Raise the seat. If your seat is too low and your legs rise to an angle greater than 65-degrees in relation to your body, you exhaust yourself. If your seat is high enough so your legs extend fully when the crank arm is at the bottom of the cycle, the effort you expend is less. Of all the things you can do to make a single speed bicycle easier to pedal, this is the most important.
Fill up your tires. Bicycle tires are like car tires since, if they don't have the proper amount of air, they ride flat. Tires with low air pressure are harder to pedal because they have more surface area, creating additional friction with the ground. Fill your tires 5 pounds beyond the recommended amount to lessen the friction.
Change the gear ratio. If your single speed is difficult to pedal at slow speeds, purchase a front gear that is smaller or a back gear sprocket that is larger. If your bicycle is difficult to pedal at high speeds, increase the size of your front sprocket or replace your back sprocket with one that is smaller.

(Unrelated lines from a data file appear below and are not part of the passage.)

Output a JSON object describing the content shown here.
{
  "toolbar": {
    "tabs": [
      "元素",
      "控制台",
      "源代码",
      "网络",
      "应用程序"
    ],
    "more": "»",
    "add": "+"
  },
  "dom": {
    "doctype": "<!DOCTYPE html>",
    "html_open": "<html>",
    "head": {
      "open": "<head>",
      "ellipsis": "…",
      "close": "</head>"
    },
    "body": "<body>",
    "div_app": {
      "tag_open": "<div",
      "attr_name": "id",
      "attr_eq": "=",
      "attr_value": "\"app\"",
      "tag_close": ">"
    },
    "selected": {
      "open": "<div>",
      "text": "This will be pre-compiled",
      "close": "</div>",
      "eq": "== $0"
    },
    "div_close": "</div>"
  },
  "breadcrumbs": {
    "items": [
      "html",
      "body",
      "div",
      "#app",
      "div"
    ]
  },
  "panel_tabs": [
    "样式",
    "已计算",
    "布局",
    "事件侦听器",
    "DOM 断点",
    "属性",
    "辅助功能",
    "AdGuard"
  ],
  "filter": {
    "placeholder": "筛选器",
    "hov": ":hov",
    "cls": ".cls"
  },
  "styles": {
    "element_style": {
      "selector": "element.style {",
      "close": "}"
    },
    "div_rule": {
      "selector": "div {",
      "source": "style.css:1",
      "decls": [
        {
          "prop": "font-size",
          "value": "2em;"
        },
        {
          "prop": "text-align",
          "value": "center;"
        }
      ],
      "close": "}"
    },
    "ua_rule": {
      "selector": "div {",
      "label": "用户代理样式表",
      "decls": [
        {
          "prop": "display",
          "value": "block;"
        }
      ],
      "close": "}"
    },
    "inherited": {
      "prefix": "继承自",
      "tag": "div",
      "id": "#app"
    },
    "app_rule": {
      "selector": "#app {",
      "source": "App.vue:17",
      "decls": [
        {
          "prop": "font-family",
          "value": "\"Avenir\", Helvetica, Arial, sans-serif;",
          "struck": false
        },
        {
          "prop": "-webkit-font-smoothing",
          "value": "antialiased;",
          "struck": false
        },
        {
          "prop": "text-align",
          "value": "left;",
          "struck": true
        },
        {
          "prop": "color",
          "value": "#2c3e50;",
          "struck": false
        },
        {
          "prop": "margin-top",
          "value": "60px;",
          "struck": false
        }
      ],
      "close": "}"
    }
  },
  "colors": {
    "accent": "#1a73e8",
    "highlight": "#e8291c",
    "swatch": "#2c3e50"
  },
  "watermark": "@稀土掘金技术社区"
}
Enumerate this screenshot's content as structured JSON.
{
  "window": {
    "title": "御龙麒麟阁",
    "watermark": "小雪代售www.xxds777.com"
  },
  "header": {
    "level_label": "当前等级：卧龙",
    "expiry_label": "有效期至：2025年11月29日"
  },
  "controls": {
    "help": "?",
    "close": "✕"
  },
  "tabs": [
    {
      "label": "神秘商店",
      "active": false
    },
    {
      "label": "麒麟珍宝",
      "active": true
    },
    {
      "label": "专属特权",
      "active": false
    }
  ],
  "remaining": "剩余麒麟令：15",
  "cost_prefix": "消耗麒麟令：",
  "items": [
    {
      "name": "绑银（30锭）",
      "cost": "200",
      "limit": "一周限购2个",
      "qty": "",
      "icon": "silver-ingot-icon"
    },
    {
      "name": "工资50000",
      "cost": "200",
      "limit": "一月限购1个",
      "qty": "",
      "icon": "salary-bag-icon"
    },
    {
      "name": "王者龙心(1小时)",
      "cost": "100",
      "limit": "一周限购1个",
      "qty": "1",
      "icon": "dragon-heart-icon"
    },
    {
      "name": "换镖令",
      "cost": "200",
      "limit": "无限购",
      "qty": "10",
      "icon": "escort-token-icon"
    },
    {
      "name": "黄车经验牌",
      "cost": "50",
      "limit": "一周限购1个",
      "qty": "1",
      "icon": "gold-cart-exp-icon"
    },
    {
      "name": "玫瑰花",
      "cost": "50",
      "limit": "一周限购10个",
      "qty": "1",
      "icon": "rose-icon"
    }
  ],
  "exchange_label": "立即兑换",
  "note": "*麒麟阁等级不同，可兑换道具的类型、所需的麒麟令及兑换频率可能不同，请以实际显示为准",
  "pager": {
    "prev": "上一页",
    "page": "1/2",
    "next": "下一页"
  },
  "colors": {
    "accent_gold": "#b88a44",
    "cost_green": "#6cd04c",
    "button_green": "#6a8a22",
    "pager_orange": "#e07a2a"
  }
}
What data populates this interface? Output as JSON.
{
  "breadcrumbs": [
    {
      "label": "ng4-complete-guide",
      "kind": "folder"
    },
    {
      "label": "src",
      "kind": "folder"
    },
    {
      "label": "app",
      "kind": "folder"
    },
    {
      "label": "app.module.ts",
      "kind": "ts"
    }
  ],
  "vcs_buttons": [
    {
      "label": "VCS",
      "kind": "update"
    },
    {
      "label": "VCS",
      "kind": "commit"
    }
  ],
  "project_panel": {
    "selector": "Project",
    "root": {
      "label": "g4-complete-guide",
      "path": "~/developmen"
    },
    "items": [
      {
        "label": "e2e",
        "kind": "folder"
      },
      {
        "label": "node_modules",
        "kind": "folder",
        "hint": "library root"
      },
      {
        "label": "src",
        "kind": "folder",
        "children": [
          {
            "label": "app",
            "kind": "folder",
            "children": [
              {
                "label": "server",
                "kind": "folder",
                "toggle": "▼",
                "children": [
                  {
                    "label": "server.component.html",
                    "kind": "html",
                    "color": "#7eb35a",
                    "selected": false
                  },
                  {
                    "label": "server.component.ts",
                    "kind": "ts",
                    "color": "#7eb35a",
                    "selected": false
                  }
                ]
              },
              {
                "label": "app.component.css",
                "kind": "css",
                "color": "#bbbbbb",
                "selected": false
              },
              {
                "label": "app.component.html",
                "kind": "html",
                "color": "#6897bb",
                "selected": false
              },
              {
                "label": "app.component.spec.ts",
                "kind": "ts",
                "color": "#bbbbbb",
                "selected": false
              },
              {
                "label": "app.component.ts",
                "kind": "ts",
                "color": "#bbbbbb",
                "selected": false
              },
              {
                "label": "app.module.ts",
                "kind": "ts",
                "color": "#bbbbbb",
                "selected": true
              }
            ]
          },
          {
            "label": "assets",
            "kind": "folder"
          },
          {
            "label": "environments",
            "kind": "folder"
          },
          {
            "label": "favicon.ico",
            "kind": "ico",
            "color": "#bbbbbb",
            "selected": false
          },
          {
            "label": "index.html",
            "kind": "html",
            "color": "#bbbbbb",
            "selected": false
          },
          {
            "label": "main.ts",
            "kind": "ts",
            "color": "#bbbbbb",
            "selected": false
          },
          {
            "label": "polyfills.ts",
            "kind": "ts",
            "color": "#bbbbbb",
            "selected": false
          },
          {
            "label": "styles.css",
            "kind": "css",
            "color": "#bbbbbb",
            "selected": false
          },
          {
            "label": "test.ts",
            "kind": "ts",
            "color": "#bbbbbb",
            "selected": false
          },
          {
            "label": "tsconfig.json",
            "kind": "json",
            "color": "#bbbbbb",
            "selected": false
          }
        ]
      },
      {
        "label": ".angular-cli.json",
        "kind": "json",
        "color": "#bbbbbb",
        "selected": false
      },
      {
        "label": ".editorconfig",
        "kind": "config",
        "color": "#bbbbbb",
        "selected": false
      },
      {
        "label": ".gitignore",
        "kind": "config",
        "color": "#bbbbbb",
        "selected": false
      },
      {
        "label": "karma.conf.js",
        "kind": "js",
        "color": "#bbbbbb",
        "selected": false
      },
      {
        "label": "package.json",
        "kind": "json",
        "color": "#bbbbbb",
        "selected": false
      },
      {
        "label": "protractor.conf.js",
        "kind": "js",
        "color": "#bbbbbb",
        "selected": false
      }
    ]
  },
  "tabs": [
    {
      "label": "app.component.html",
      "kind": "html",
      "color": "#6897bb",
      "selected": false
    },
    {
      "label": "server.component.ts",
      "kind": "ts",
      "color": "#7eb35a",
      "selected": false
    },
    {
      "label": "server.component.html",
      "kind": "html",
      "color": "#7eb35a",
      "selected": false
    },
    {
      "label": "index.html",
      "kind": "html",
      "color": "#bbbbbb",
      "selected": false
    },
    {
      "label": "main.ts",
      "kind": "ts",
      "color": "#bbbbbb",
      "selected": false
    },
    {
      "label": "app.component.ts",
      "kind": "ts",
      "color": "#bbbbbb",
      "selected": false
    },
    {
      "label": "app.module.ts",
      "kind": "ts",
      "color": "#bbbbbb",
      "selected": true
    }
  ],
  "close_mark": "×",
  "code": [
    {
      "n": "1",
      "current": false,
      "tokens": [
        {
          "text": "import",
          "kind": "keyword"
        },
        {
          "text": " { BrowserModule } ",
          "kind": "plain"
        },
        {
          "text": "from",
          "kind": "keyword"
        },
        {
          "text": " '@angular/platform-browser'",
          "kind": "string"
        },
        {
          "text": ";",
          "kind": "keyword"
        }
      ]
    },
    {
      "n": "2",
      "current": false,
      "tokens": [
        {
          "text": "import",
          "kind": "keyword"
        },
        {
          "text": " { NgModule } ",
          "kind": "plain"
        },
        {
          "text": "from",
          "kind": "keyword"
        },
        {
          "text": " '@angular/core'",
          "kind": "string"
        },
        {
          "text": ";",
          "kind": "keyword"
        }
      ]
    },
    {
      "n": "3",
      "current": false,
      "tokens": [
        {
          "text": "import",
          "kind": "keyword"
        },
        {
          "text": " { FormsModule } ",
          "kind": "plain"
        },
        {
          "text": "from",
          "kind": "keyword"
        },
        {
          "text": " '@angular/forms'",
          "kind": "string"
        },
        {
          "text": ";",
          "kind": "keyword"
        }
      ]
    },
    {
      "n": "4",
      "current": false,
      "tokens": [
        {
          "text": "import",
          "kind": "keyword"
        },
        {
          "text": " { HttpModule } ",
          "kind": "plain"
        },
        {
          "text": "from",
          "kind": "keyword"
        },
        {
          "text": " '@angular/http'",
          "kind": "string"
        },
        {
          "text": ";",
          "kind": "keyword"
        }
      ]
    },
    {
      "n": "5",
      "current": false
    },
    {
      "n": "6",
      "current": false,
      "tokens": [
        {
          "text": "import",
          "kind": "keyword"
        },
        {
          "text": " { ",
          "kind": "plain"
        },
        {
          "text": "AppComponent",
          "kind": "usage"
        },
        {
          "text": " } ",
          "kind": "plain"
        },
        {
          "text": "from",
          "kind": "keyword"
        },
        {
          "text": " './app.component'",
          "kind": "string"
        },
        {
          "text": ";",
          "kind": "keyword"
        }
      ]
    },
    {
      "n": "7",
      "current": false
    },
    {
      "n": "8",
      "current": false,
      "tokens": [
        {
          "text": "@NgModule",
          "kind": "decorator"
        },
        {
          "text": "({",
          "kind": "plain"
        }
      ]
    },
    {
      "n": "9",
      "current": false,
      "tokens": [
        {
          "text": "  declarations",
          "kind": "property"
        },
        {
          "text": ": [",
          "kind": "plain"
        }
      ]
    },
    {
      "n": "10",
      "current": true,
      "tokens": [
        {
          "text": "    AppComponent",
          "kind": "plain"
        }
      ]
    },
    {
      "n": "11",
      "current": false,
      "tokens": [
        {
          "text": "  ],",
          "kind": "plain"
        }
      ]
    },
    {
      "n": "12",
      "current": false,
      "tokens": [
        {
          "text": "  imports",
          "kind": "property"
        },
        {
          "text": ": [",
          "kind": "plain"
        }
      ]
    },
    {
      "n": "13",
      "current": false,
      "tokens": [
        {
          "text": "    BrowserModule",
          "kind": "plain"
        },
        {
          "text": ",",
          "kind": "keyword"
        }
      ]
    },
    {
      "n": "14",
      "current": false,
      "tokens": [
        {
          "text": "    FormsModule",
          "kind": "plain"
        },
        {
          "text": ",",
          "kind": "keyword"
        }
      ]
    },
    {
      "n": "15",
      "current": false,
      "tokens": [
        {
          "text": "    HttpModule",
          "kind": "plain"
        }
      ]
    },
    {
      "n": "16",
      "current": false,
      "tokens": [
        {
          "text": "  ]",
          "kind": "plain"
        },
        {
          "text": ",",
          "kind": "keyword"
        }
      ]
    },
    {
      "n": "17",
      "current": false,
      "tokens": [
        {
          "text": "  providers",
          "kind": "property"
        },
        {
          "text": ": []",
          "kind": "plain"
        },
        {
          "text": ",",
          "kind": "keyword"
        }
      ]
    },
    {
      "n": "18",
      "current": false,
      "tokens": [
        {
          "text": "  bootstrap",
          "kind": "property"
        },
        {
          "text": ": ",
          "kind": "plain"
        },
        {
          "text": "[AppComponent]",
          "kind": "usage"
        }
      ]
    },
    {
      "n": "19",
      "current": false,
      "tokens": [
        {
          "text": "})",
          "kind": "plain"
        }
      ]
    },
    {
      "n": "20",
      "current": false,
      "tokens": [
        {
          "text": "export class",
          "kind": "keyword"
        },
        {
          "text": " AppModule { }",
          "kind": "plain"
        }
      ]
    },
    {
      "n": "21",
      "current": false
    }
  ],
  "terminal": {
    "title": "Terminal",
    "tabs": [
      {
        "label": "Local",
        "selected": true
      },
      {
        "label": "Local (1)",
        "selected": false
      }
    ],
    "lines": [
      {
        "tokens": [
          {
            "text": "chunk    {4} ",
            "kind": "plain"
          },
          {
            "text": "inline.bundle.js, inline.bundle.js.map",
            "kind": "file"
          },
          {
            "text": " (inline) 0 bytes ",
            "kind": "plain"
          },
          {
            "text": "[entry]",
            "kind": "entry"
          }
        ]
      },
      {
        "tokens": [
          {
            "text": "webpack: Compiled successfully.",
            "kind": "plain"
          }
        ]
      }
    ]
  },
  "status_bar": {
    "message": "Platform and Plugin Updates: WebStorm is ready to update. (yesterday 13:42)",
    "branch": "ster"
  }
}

Adjust the size of your crank arms. Longer crank arms make it more difficult to pedal at low speeds, particularly when you first start, but are easier to pedal at high speeds because your legs have more leverage. Shorter crank arms make starting off easier, but, at high speeds, the revolutions per minute are so great that you will exhaust yourself trying to keep up.